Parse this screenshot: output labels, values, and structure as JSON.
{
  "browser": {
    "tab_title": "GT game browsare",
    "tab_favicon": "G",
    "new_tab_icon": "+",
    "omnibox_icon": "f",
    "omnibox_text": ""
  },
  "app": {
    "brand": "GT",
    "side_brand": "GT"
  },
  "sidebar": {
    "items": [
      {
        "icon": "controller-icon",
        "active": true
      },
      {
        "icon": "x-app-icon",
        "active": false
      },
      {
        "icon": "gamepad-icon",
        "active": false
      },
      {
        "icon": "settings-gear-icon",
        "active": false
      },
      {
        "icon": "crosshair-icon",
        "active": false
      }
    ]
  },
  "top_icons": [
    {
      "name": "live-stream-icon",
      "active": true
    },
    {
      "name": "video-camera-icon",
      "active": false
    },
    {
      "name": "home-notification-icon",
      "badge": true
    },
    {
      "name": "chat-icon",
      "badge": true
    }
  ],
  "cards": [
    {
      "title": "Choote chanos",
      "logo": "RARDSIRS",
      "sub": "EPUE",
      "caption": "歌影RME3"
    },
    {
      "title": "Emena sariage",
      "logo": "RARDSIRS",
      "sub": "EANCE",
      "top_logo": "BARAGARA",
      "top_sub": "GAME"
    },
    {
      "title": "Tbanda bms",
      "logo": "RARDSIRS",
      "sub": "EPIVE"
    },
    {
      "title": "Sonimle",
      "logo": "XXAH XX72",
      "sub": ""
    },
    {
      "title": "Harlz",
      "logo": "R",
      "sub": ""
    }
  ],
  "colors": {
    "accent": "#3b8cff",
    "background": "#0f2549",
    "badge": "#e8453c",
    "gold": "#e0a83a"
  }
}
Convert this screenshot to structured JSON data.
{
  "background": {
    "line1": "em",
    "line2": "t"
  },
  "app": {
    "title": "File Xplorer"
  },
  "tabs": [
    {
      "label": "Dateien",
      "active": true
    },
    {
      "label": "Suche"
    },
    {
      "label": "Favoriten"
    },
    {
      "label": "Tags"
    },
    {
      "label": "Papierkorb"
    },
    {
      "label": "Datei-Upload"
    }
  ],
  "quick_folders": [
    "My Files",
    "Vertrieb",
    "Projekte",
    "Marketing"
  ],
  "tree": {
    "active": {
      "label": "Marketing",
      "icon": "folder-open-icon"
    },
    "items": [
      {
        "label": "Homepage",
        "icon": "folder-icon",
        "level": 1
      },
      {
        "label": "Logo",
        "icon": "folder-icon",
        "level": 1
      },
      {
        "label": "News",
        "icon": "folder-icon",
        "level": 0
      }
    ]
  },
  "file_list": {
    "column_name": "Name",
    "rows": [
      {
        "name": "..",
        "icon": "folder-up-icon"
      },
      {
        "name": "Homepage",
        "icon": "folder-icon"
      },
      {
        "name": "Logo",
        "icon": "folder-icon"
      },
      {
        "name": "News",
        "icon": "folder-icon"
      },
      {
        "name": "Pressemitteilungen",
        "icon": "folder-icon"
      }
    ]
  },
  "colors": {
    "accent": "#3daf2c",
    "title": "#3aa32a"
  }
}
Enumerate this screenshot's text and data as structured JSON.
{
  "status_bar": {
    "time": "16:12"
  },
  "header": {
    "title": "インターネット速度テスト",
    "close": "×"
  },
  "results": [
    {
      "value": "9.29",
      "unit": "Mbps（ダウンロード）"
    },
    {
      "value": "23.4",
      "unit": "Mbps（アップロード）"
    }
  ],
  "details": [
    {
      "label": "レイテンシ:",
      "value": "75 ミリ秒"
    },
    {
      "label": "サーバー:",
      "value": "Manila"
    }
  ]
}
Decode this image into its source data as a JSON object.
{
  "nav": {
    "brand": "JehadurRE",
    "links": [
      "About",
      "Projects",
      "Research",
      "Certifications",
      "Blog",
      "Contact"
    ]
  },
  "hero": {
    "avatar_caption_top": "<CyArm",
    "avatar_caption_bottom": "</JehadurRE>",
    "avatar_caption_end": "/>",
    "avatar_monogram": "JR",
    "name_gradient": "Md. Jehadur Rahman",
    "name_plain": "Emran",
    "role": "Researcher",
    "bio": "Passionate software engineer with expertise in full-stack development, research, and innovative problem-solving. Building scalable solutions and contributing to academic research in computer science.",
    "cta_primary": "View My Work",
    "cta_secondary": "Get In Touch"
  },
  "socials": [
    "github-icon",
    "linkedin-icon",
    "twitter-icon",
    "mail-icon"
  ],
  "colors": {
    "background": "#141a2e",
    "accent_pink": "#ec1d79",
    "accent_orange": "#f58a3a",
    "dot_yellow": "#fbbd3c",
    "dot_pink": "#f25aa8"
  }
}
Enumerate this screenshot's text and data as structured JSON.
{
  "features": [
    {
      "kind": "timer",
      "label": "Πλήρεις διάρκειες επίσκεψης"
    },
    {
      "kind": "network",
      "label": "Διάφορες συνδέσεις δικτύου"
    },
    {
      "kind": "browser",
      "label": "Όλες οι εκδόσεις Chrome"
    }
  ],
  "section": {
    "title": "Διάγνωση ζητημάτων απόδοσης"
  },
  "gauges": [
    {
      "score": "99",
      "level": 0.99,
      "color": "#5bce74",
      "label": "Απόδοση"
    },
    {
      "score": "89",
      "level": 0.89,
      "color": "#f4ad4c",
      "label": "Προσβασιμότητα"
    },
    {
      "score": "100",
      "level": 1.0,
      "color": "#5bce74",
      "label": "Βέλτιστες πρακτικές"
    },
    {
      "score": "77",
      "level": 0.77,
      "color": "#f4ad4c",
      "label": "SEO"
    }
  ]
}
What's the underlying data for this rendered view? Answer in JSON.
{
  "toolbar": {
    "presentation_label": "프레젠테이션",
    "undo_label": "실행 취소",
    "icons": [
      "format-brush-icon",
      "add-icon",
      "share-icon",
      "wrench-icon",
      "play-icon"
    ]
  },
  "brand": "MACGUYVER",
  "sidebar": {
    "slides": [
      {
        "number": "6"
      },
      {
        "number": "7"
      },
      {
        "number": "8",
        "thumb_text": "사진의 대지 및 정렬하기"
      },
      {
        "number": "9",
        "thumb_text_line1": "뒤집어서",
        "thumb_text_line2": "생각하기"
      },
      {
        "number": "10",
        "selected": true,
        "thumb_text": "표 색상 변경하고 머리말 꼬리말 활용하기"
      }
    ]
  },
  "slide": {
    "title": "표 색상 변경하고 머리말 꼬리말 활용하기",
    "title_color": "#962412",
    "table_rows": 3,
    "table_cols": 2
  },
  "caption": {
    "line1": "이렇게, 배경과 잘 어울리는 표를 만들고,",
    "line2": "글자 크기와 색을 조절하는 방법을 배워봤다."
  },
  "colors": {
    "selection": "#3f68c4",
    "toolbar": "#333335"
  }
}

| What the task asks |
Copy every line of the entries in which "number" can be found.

| Expected answer |
        "number": "6"
        "number": "7"
        "number": "8",
        "number": "9",
        "number": "10",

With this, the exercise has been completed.